'Keyboard hero Billy Preston dies'
Billy Preston worked on Beatles albums including Let It Be
US keyboard legend Billy Preston, known for his work with The Beatles and The Rolling Stones as well as his own solo hits, has died at the age of 59. Preston played on The Beatles' Let it Be, the Stones' Exile on Main Street and landmark albums by Bob Dylan, Sly & the Family Stone and Aretha Franklin. He had solo hits in the 1970s with Will It Go Round In Circles, With You I'm Born Again and Nothing From Nothing. Kidney failure had left him in a coma since November. Rolling Stones singer Mick Jagger said: "Billy was a fantastic and gifted musician ... a superb singer in both recording sessions and on stage. Preston also toured and recorded extensively with The Rolling Stones - "He was great fun to be with on stage when touring with us and I will miss him a lot." Born in Houston, Texas, Preston started out playing with Ray Charles and Little Richard. He became friends with The Beatles when he played with Little Richard in Hamburg and the soon-to-be superstars were the support act. The musician went on to play keyboards on Let it Be and Abbey Road and the song Get Back was credited to The Beatles and Billy Preston - the only time the Fab Four shared the limelight on a hit single. "I was at the Beatles' office, and John said, 'Look, Willy' and he showed me the record," Preston told the Chicago Sun-Times two years ago. "I looked, and it was great. Wow! It was really something to do that for me." Lennon was even reputed to have suggested that Preston should join the group - but the idea was said to have been scuppered by the rest of the band.
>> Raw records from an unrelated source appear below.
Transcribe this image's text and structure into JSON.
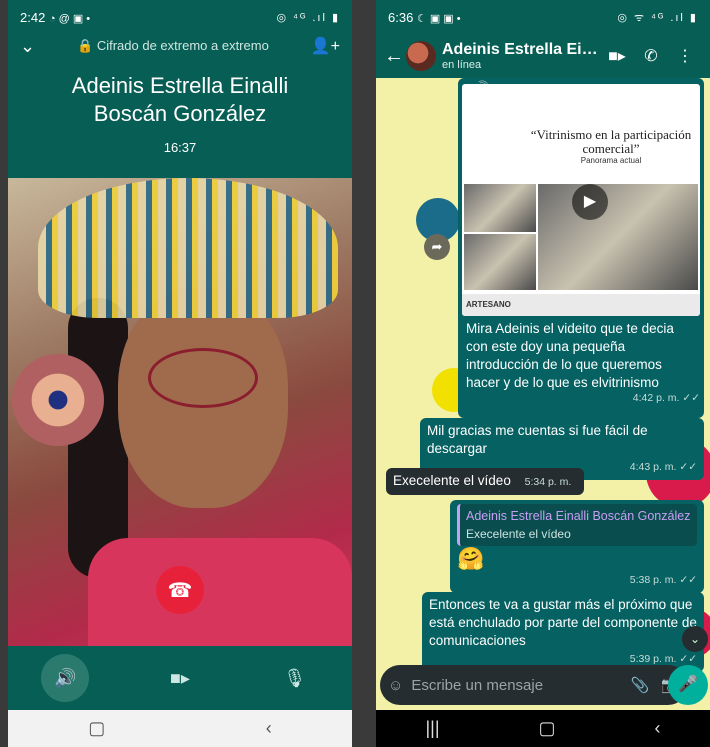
{
  "call": {
    "status": {
      "time": "2:42",
      "icons": "◔ @ ▣ •",
      "right": "◎ ⁴ᴳ .ıl ▮"
    },
    "encryption": "🔒 Cifrado de extremo a extremo",
    "name_line1": "Adeinis Estrella Einalli",
    "name_line2": "Boscán González",
    "timer": "16:37",
    "icons": {
      "collapse": "chevron-down",
      "add": "add-participant",
      "speaker": "speaker",
      "video": "video",
      "mute": "mute-mic",
      "hangup": "hangup"
    }
  },
  "chat": {
    "status": {
      "time": "6:36",
      "icons": "☾ ▣ ▣ •",
      "right": "◎ ᯤ ⁴ᴳ .ıl ▮"
    },
    "title": "Adeinis Estrella Einalli Boscán González",
    "title_display": "Adeinis Estrella Einalli...",
    "subtitle": "en línea",
    "video_msg": {
      "poster_title": "“Vitrinismo en la participación comercial”",
      "poster_sub": "Panorama actual",
      "footer": "ARTESANO",
      "caption": "Mira Adeinis el videito que te decia con este doy una pequeña introducción de lo que queremos hacer y de lo que es elvitrinismo",
      "time": "4:42 p. m. ✓✓"
    },
    "messages": [
      {
        "text": "Mil gracias me cuentas si fue fácil de descargar",
        "time": "4:43 p. m. ✓✓"
      },
      {
        "text": "Execelente el vídeo",
        "time": "5:34 p. m."
      },
      {
        "quote_name": "Adeinis Estrella Einalli Boscán González",
        "quote_text": "Execelente el vídeo",
        "text": "🤗",
        "time": "5:38 p. m. ✓✓"
      },
      {
        "text": "Entonces te va a gustar más el próximo que está enchulado por parte del componente de comunicaciones",
        "time": "5:39 p. m. ✓✓"
      }
    ],
    "composer_placeholder": "Escribe un mensaje"
  },
  "colors": {
    "header": "#075e54",
    "outgoing": "#056162",
    "incoming": "#262d31",
    "hangup": "#e8213a",
    "mic": "#00af9c"
  }
}
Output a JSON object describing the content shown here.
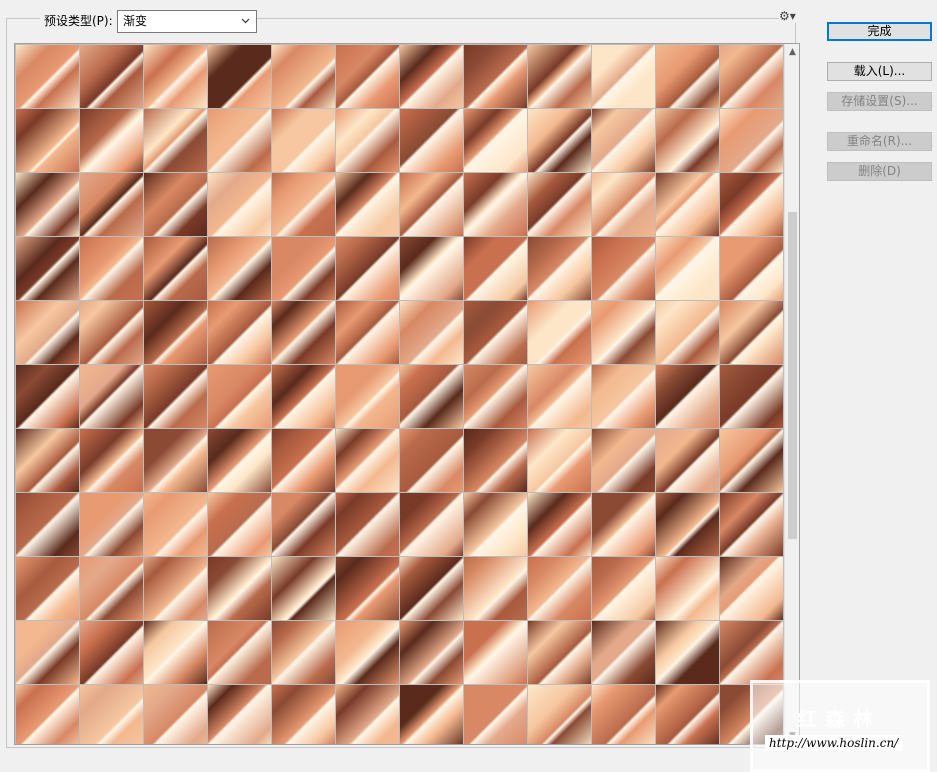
{
  "preset": {
    "label": "预设类型(P):",
    "selected": "渐变"
  },
  "buttons": {
    "done": "完成",
    "load": "载入(L)...",
    "save": "存储设置(S)...",
    "rename": "重命名(R)...",
    "delete": "删除(D)"
  },
  "watermark": {
    "title": "红森林",
    "url": "http://www.hoslin.cn/"
  },
  "icons": {
    "gear": "gear-icon",
    "dropdown": "chevron-down-icon",
    "scroll_up": "arrow-up-icon",
    "scroll_down": "arrow-down-icon"
  },
  "colors": {
    "bg": "#f0f0f0",
    "accent": "#0078d7",
    "palette": [
      "#f6c7a0",
      "#e89a72",
      "#c9704f",
      "#a85a3e",
      "#7a3a28",
      "#fde6c8",
      "#d88864",
      "#b96b4c",
      "#f3b88f",
      "#8a4a34",
      "#e3a98a",
      "#5a2a1c"
    ]
  }
}
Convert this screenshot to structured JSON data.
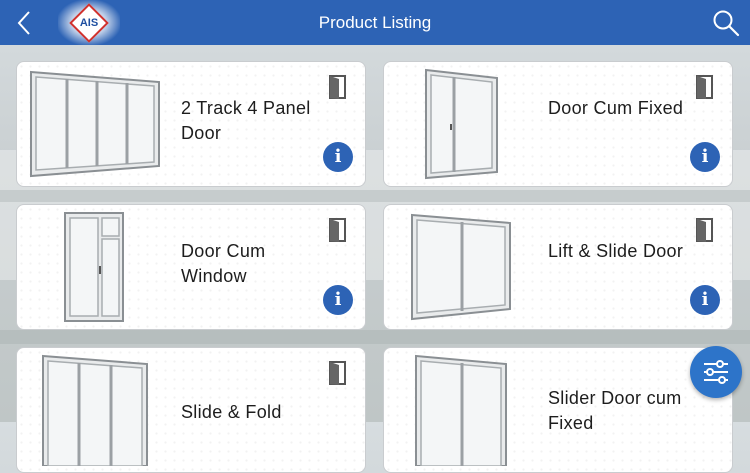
{
  "header": {
    "title": "Product Listing",
    "logo_text": "AIS",
    "back_icon": "chevron-left-icon",
    "search_icon": "search-icon",
    "color": "#2d63b5"
  },
  "products": [
    {
      "name": "2 Track 4 Panel Door"
    },
    {
      "name": "Door Cum Fixed"
    },
    {
      "name": "Door Cum Window"
    },
    {
      "name": "Lift & Slide Door"
    },
    {
      "name": "Slide & Fold"
    },
    {
      "name": "Slider Door cum Fixed"
    }
  ],
  "card_icons": {
    "top_right": "door-icon",
    "bottom_right": "info-icon",
    "info_glyph": "i"
  },
  "fab": {
    "icon": "filter-sliders-icon"
  }
}
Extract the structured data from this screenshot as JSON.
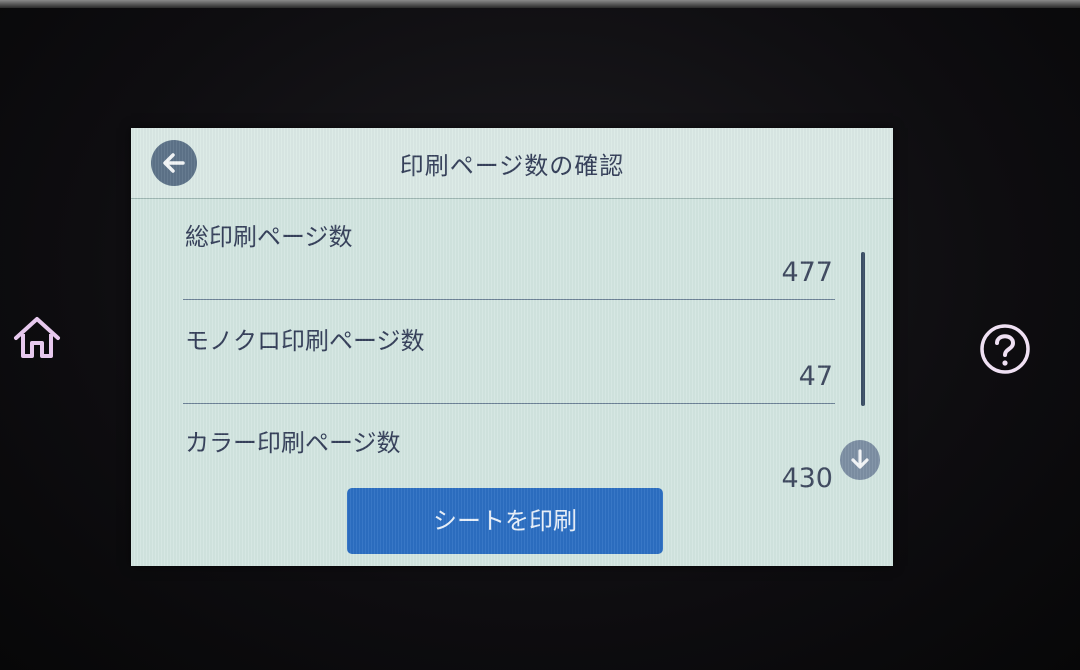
{
  "device": {
    "home_icon": "home-icon",
    "help_icon": "question-mark-icon"
  },
  "screen": {
    "title": "印刷ページ数の確認",
    "back_icon": "arrow-left-icon"
  },
  "counts": [
    {
      "label": "総印刷ページ数",
      "value": "477"
    },
    {
      "label": "モノクロ印刷ページ数",
      "value": "47"
    },
    {
      "label": "カラー印刷ページ数",
      "value": "430"
    }
  ],
  "scroll": {
    "down_icon": "arrow-down-icon"
  },
  "actions": {
    "print_sheet_label": "シートを印刷"
  },
  "colors": {
    "screen_bg": "#d3e6e1",
    "button_blue": "#2c6fc2",
    "text": "#35405a"
  }
}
Preston was a prolific songwriter and enjoyed solo success
Preston was credited with soothing tensions within The Beatles during the Let It Be sessions - George Harrison likened it to a feuding family staying on its best behaviour in front of a guest. And he accompanied the band during their last live show on the roof of the Apple Records building in 1969, which he said was the highlight of his career. Apple Records managing director Neil Aspinall said he was "truly saddened" to hear the news. "Billy made memorable contributions to The Beatles' albums Let it Be and Abbey Road as well as recording two solo albums for Apple Records. He was a good friend of Apple's and will be greatly missed."